§ Task to carry out
Copy out each line of the material that includes the word "screenshot".

§ Data supplied
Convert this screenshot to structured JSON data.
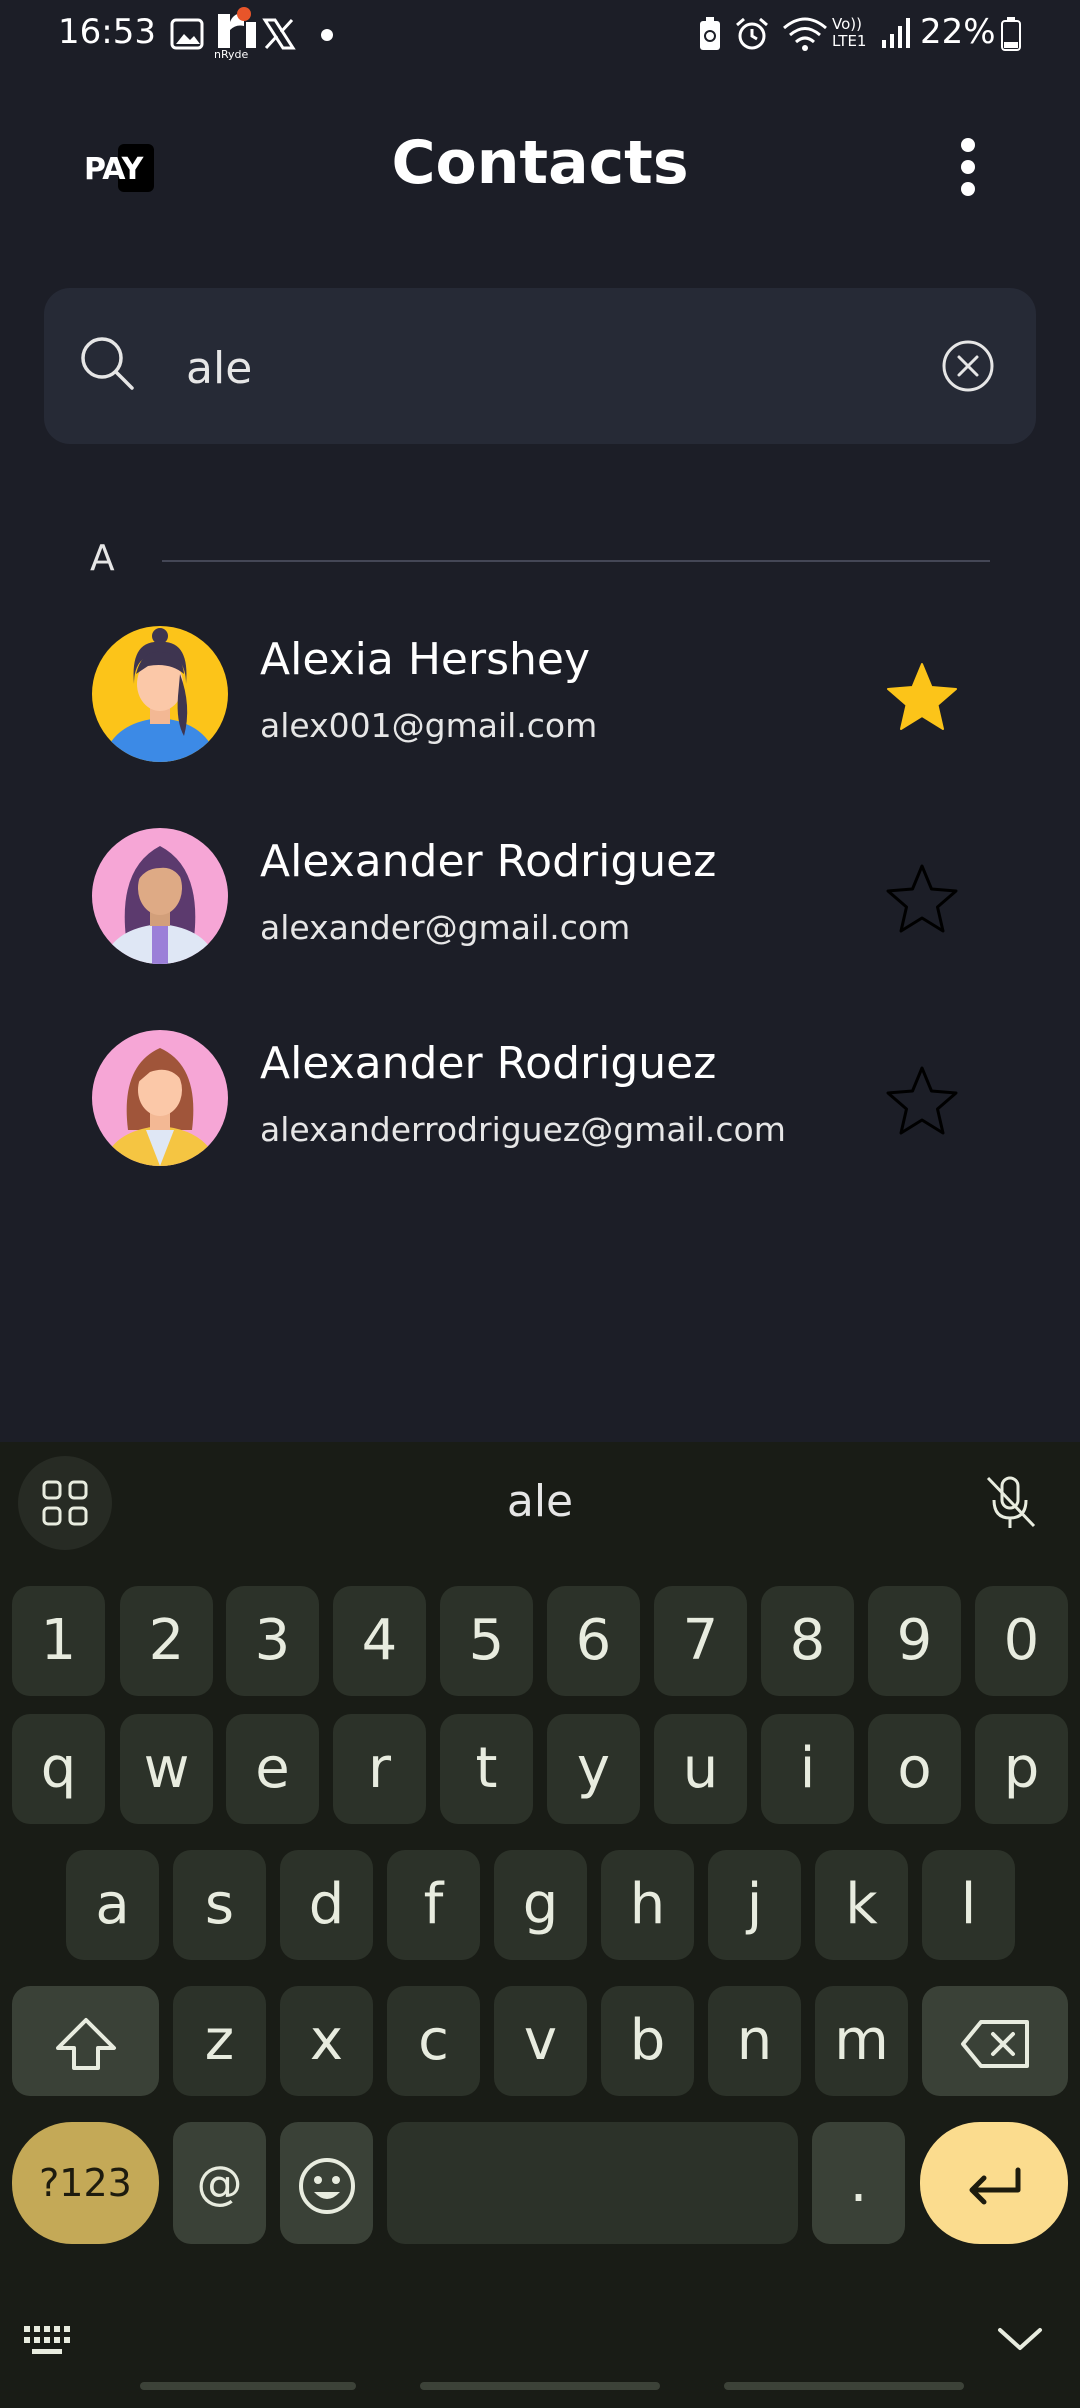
{
  "status_bar": {
    "time": "16:53",
    "battery": "22%",
    "app_badge": "nRyde",
    "icons": [
      "gallery-icon",
      "nryde-icon",
      "x-icon",
      "dot-icon",
      "battery-saver-icon",
      "alarm-icon",
      "wifi-icon",
      "volte-icon",
      "signal-icon",
      "battery-icon"
    ],
    "volte_label": "Vo)) LTE1"
  },
  "header": {
    "logo_text": "PAY",
    "title": "Contacts",
    "menu_icon": "more-vert-icon"
  },
  "search": {
    "value": "ale",
    "icon": "search-icon",
    "clear_icon": "clear-icon"
  },
  "section": {
    "letter": "A"
  },
  "contacts": [
    {
      "name": "Alexia Hershey",
      "email": "alex001@gmail.com",
      "favorite": true
    },
    {
      "name": "Alexander Rodriguez",
      "email": "alexander@gmail.com",
      "favorite": false
    },
    {
      "name": "Alexander Rodriguez",
      "email": "alexanderrodriguez@gmail.com",
      "favorite": false
    }
  ],
  "colors": {
    "background": "#1c1e27",
    "search_bg": "#262a36",
    "star_active": "#fcc419",
    "keyboard_bg": "#191c16",
    "key_bg": "#2c3229",
    "enter_key": "#fbdc8e",
    "symbol_key": "#c4a957"
  },
  "keyboard": {
    "suggestion": "ale",
    "number_row": [
      "1",
      "2",
      "3",
      "4",
      "5",
      "6",
      "7",
      "8",
      "9",
      "0"
    ],
    "row1": [
      "q",
      "w",
      "e",
      "r",
      "t",
      "y",
      "u",
      "i",
      "o",
      "p"
    ],
    "row2": [
      "a",
      "s",
      "d",
      "f",
      "g",
      "h",
      "j",
      "k",
      "l"
    ],
    "row3": [
      "z",
      "x",
      "c",
      "v",
      "b",
      "n",
      "m"
    ],
    "symbols_label": "?123",
    "at_label": "@",
    "period_label": ".",
    "icons": [
      "apps-grid-icon",
      "mic-off-icon",
      "shift-icon",
      "backspace-icon",
      "emoji-icon",
      "enter-icon",
      "keyboard-icon",
      "chevron-down-icon"
    ]
  }
}
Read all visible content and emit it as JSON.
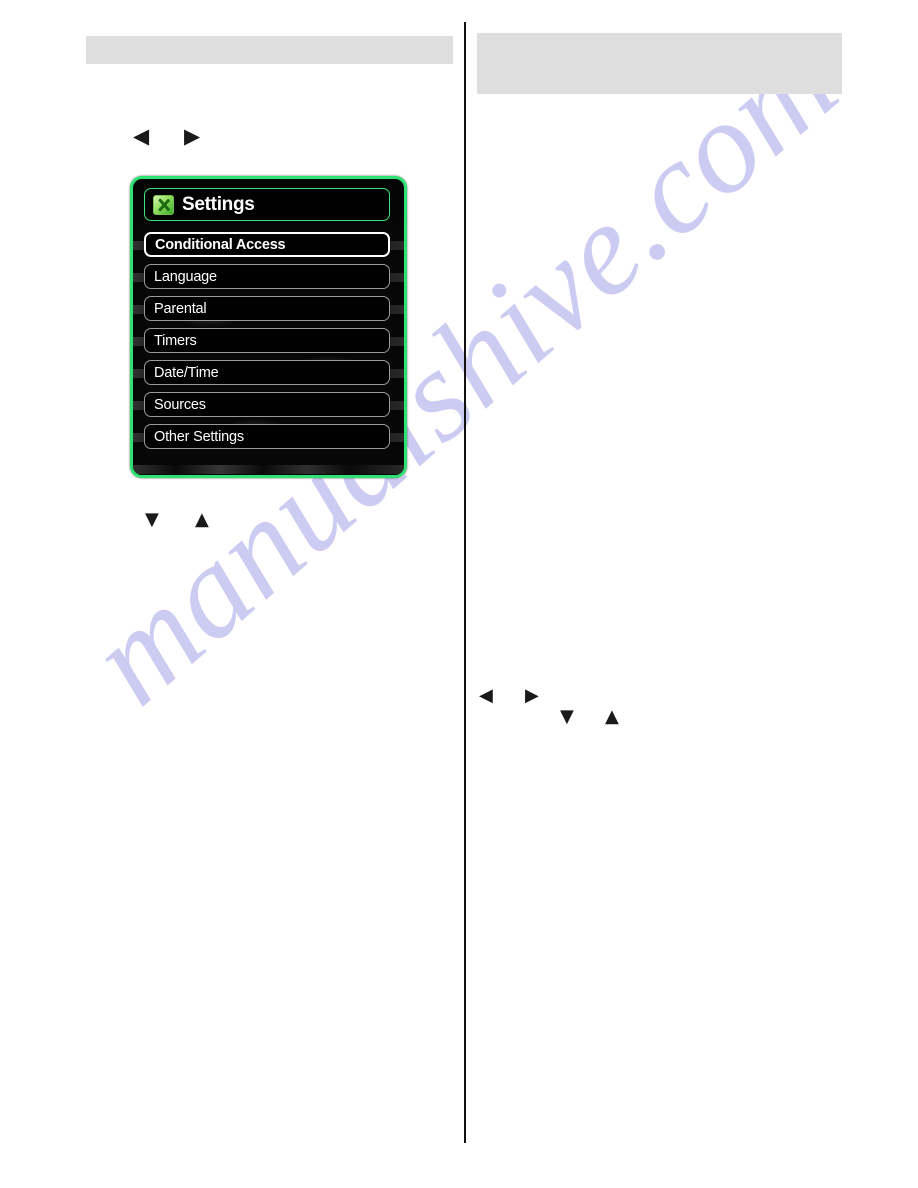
{
  "page": {
    "watermark": "manualshive.com",
    "background_color": "#ffffff",
    "divider_color": "#111111"
  },
  "left_column": {
    "header_bar": {
      "label": "",
      "color": "#dededf"
    },
    "nav_hints_top": [
      {
        "name": "left-arrow",
        "glyph": "◀"
      },
      {
        "name": "right-arrow",
        "glyph": "▶"
      }
    ],
    "nav_hints_below_figure": [
      {
        "name": "down-arrow",
        "glyph": "▼"
      },
      {
        "name": "up-arrow",
        "glyph": "▲"
      }
    ],
    "figure": {
      "name": "tv-settings-menu-screenshot",
      "title": "Settings",
      "icon": "settings-tools-icon",
      "border_color": "#2ce272",
      "background_color": "#050505",
      "menu_items": [
        {
          "label": "Conditional Access",
          "selected": true
        },
        {
          "label": "Language",
          "selected": false
        },
        {
          "label": "Parental",
          "selected": false
        },
        {
          "label": "Timers",
          "selected": false
        },
        {
          "label": "Date/Time",
          "selected": false
        },
        {
          "label": "Sources",
          "selected": false
        },
        {
          "label": "Other Settings",
          "selected": false
        }
      ]
    }
  },
  "right_column": {
    "header_bar": {
      "label": "",
      "color": "#dededf"
    },
    "nav_hints": [
      {
        "name": "left-arrow",
        "glyph": "◀"
      },
      {
        "name": "right-arrow",
        "glyph": "▶"
      },
      {
        "name": "down-arrow",
        "glyph": "▼"
      },
      {
        "name": "up-arrow",
        "glyph": "▲"
      }
    ]
  }
}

§ Exercise answer
Convert this screenshot to structured JSON data.
      "name": "tv-settings-menu-screenshot",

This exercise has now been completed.